Sales of existing-homes rose in March 2011 according to the National Association of REALTORS®. Existing-home sales, which are completed transactions that include single-family, townhomes, condominiums and co-ops, increased 3.7% to a seasonally adjusted annual rate of 5.10 million in March.

Lawrence Yun, NAR chief economist, expects the improving sales pattern to continue. “Existing-home sales have risen in six of the past eight months, so we’re clearly on a recovery path,” he said. “With rising jobs and excellent affordability conditions, we project moderate improvements into 2012, but not every month will show a gain—primarily because some buyers are finding it too difficult to obtain a mortgage. For those fortunate enough to qualify for financing, monthly mortgage payments as a percent of income have been at record lows.”

NAR’s housing affordability index shows the typical monthly mortgage principal and interest payment for the purchase of a median-priced existing home is only 13% of gross household income, the lowest since records began in 1970.

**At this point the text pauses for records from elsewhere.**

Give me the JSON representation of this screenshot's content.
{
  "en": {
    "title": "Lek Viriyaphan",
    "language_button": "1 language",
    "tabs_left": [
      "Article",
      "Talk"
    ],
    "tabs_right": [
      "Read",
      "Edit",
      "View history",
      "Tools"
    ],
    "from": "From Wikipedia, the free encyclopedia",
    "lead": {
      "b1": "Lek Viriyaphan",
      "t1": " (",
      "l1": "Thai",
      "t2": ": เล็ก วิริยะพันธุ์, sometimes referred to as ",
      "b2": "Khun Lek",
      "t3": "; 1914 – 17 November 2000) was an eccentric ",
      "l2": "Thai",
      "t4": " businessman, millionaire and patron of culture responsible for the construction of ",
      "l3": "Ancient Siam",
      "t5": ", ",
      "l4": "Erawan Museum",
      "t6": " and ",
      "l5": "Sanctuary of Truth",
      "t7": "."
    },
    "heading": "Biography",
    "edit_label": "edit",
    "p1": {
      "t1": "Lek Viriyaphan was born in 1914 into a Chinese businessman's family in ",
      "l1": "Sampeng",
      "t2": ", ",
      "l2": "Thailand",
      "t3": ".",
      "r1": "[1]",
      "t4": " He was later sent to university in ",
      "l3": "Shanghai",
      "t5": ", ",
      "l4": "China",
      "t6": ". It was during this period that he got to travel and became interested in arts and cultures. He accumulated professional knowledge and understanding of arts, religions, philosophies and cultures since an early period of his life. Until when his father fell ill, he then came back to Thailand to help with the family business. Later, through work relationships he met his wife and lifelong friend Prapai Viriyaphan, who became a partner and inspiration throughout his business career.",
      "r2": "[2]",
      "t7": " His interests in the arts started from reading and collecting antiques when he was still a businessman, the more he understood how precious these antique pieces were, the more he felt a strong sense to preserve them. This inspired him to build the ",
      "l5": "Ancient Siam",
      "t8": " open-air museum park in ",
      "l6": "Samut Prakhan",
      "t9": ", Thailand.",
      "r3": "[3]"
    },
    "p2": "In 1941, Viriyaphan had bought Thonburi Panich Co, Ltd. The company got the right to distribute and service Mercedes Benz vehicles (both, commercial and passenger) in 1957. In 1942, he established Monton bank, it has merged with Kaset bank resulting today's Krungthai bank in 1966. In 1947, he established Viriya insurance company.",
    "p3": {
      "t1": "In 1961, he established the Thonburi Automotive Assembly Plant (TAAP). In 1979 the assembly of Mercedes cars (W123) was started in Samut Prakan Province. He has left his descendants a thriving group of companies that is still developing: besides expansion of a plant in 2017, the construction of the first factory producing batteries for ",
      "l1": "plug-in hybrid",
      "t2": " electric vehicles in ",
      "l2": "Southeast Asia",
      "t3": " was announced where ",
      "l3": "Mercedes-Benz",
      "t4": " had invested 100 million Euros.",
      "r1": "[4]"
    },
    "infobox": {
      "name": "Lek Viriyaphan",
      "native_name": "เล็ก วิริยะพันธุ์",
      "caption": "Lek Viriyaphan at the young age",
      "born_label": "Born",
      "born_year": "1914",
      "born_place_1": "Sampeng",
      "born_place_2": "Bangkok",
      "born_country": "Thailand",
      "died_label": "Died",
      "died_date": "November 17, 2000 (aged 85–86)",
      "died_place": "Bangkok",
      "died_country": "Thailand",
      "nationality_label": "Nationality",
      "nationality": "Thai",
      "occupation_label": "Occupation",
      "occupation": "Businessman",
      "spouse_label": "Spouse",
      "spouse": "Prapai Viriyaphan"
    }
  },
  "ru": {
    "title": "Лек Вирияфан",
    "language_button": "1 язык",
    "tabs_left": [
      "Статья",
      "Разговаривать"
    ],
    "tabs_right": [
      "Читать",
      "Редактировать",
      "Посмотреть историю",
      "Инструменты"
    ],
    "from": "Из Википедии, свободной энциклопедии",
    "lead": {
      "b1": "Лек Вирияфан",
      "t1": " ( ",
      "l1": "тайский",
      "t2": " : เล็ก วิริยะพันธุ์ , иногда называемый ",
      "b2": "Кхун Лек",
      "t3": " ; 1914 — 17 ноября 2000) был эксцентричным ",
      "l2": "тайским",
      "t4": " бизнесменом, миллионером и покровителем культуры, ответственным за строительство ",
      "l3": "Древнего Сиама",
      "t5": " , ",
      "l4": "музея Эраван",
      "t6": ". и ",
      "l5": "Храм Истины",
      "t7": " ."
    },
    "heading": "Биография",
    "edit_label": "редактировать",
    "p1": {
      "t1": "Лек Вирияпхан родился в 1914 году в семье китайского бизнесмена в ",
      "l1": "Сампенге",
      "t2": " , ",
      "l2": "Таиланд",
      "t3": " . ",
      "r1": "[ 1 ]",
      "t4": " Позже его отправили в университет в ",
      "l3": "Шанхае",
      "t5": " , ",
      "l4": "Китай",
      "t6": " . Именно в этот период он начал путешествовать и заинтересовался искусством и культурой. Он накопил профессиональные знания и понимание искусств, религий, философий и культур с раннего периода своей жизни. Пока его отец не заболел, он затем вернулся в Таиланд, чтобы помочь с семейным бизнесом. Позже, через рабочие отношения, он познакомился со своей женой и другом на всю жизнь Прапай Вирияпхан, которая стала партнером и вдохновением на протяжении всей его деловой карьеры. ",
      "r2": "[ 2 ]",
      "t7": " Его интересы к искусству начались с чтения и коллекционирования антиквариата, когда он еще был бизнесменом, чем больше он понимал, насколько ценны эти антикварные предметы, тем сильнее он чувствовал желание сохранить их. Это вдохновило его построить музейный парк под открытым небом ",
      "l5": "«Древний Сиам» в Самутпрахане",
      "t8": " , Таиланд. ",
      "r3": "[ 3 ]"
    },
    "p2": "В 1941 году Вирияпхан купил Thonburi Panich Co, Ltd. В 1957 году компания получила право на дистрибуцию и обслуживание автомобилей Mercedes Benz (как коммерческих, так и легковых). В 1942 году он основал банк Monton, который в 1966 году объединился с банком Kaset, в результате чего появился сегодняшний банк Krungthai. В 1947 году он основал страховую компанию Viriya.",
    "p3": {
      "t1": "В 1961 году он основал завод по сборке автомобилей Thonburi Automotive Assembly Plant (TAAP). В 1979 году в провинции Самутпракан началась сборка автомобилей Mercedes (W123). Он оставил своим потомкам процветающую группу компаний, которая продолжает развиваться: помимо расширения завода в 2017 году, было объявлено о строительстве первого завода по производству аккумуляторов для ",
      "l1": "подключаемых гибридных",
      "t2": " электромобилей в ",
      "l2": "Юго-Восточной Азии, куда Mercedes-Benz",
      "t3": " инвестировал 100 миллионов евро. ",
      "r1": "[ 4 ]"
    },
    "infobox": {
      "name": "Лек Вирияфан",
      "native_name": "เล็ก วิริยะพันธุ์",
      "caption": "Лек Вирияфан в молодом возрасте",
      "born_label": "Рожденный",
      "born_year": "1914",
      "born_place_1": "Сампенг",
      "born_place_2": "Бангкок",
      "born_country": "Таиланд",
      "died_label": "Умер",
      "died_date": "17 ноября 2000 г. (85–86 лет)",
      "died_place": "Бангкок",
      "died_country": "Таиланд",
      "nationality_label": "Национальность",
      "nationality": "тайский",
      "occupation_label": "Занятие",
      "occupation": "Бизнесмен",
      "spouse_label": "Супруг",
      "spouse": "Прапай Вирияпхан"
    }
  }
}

“Although home sales are coming back without a federal stimulus, sales would be notably stronger if mortgage lending would return to the normal, safe standards that were in place a decade ago—before the loose lending practices that created the unprecedented boom and bust cycle,” Yun explained.

“Given that FHA and VA government-backed loan programs turned a modest profit over to the U.S. Treasury last year, and have never required a taxpayer bailout, we believe low-downpayment loans should continue to be available for those consumers who have demonstrated financial responsibility and are willing to stay well within their budget. Raising the downpayment requirement would unnecessarily deny credit to many worthy middle-class families and veterans,” Yun said.

The national median existing-home price for all housing types was $159,600 in March, down 5.9% from March 2010. Distressed homes—typically sold at discounts in the vicinity of 20%—accounted for a 40% marketshare in March, up from 39% in February and 35% in March 2010.

Let’s not forget this

NAR numbers questioned

Yep. Hence: http://www.nachi.org/forum/f13/you-may-getting-phone-call-international-association-certified-home-inspectors-asking-many-inspections-60145/

Home sales in the greater Kansas City area:

March 2010 2,312
March 2011 1,908

No matter in what city or state, agents will say and do anything to get a sale. They will do and say, and instigate any laws, to get us out of their way. They will tell the public anything to make them feel good about buying any home. People should be punished for publishing false information. Oh, I guess it is just politics.

Sad that there is no truth in our nation anymore. We, as professional home inspectors and truth tellers to home buyers, are the last of a dying breed.

Good. Even more reason to hire a certified, independent, InterNACHI inspector. Everyone else in a real estate transaction has a financial interest in it.

The Portland housing market may have finally bottomed out and it was on Kipplingers list of cities to make a huge rebound. I hope it’s true, this has been a looong four years.:frowning: